You’re on day three of a seven-day work trip when you feel the thing you’ve been dreading: a scratchy throat, a ticklish nose — telltale signs of illness coming on. Your thoughts begin to stray from the board meeting you’re supposed to be preparing for, and eventually you want nothing more than to go back to your hotel room and crash.
Salespeople, consultants and other frequent work travelers know that staying healthy while traveling is imperative. One study published in the Journal of Occupational and Environmental Medicine (JOEM) found that a sick person sitting in the aisle seat on a plane has an 80% chance of infecting everyone in that row as well as those in the row in front and behind them.
Even if you always make sure to cover your cough, you can’t guarantee everyone around you will. Here’s what you can do to protect yourself from the misery of traveling while sick.
Covering the Basics
Staying healthy on the road isn’t exactly simple. Navigating restaurant menus, bumping up against countless strangers, dealing with jet lag and adapting to time changes can all throw your immune system out of whack. Couple that with the emotional stress of being away from home and family, and it’s no wonder you might fall ill on a business trip.
Here, preventive care comes to the rescue. Keep your immune system’s defenses up by following the same healthy habits you do at home. Try to stick to a nutritious diet and work in some exercise by hitting the hotel gym or swinging by the pool to swim laps when you can.
Business travelers often report anxiety and symptoms of depression when traveling, according to the JOEM study. But traveling doesn’t have to mean neglecting your mental health. Consider using telemedicine to stay in touch with your mental health professional.
Maintaining Your Medication Supply on the Road
Left your meds sitting on the kitchen counter at home? If you’re stateside and your pharmacy is a national chain, give them a call. They can probably transfer an emergency supply to a nearby store. If you’re abroad, you’ll need to call your physician’s office or travel insurance company, if you have it, for assistance.
Ask your hotel’s concierge about seeing an in-house or local doctor who can either examine you briefly or phone your physician’s office and give you a new prescription.

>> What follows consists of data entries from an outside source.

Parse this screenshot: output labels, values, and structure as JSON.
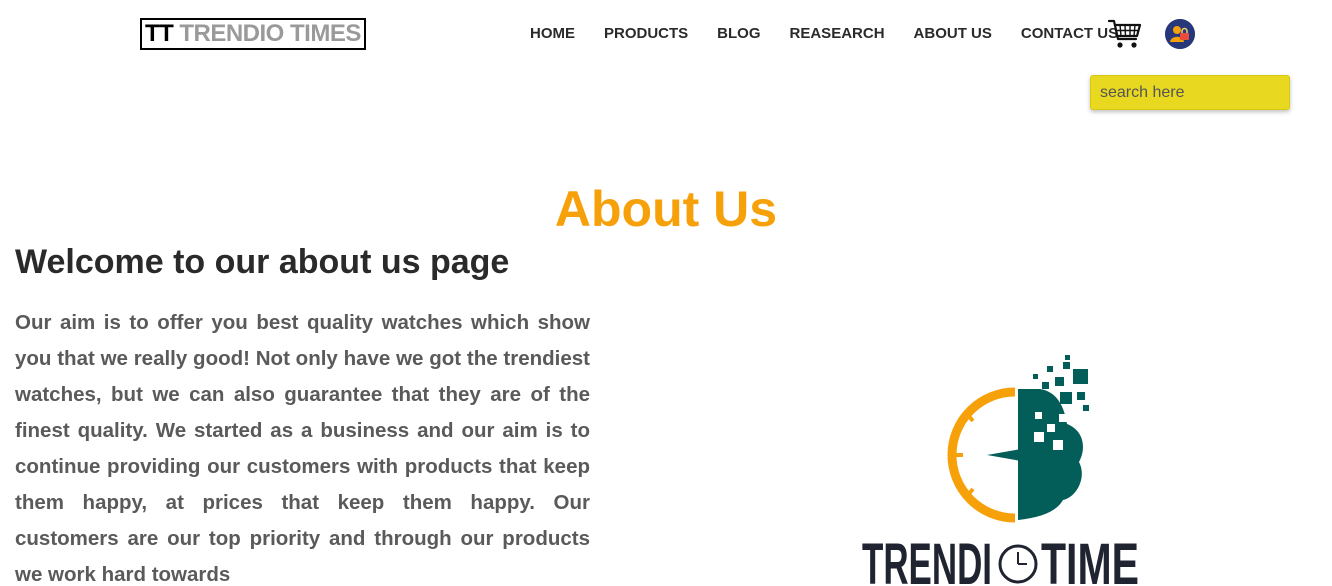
{
  "header": {
    "logo_mark": "TT",
    "logo_text": "TRENDIO TIMES",
    "nav": [
      "HOME",
      "PRODUCTS",
      "BLOG",
      "REASEARCH",
      "ABOUT US",
      "CONTACT US"
    ],
    "cart_icon": "shopping-cart-icon",
    "user_icon": "user-avatar-icon"
  },
  "search": {
    "placeholder": "search here",
    "value": ""
  },
  "main": {
    "title": "About Us",
    "heading": "Welcome to our about us page",
    "body": "Our aim is to offer you best quality watches which show you that we really good! Not only have we got the trendiest watches, but we can also guarantee that they are of the finest quality. We started as a business and our aim is to continue providing our customers with products that keep them happy, at prices that keep them happy. Our customers are our top priority and through our products we work hard towards"
  },
  "brand_logo": {
    "left_word": "TRENDI",
    "right_word": "TIME"
  },
  "colors": {
    "accent": "#f7a10a",
    "search_bg": "#e8d820",
    "logo_teal": "#035e5a",
    "logo_orange": "#f7a10a",
    "logo_dark": "#1f2430"
  }
}
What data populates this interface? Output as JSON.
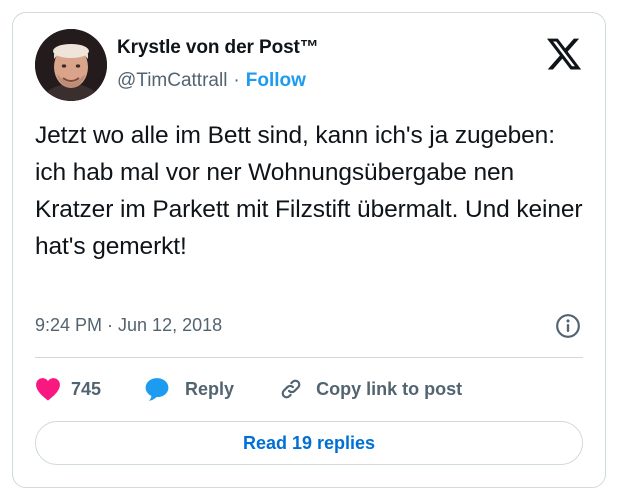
{
  "author": {
    "name": "Krystle von der Post™",
    "handle": "@TimCattrall",
    "separator": "·",
    "follow_label": "Follow"
  },
  "tweet": {
    "text": "Jetzt wo alle im Bett sind, kann ich's ja zugeben: ich hab mal vor ner Wohnungsübergabe nen Kratzer im Parkett mit Filzstift übermalt. Und keiner hat's gemerkt!",
    "timestamp": "9:24 PM · Jun 12, 2018"
  },
  "actions": {
    "like_count": "745",
    "reply_label": "Reply",
    "copy_link_label": "Copy link to post"
  },
  "read_replies_label": "Read 19 replies",
  "icons": {
    "brand": "x-logo-icon",
    "info": "info-icon",
    "like": "heart-icon",
    "reply": "speech-bubble-icon",
    "copy": "link-icon"
  },
  "colors": {
    "heart": "#f91880",
    "reply": "#1d9bf0",
    "link_blue": "#006fd6",
    "follow_blue": "#1d9bf0",
    "secondary_text": "#536471"
  }
}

The International Association for Medical Assistance to Travelers has a list of English-speaking doctors in nearly 100 countries who can assist you in a pinch.
Handling a Medical Emergency While Traveling
Nobody wants to come down with a serious illness or injury while traveling for work. Beyond being uncomfortable and distracting, it can leave you stuck paying thousands of dollars out of pocket because you’re outside your network (or even your country). Most health insurance policies won’t cover you during international travel. Contact your insurance carrier as soon as possible if you do need treatment — especially if you’re admitted to the hospital — to find out your coverage limitations.
Purchasing a short-term travel health insurance policy or accident insurance plan before your trip can be one route to staying healthy while traveling. Depending on the policy, travel insurance is usually inexpensive and typically even covers emergency treatment and repatriation (being transported back to the United States). Make sure it has what you need in terms of network areas and preexisting conditions. You may also want specific activity coverage if you’ll be skiing or zip-lining. Don’t overlook your credit card as a source of medical coverage, either. Some cards provide global medical coverage and travel accident insurance that could mean you’re already covered.
Traveling for work can be a much-needed change of scenery when you’re stuck in the home/office/gym rut every day. It should be a fun experience, and being prepared and knowing what your health emergency coverage is before the trip will keep it that way.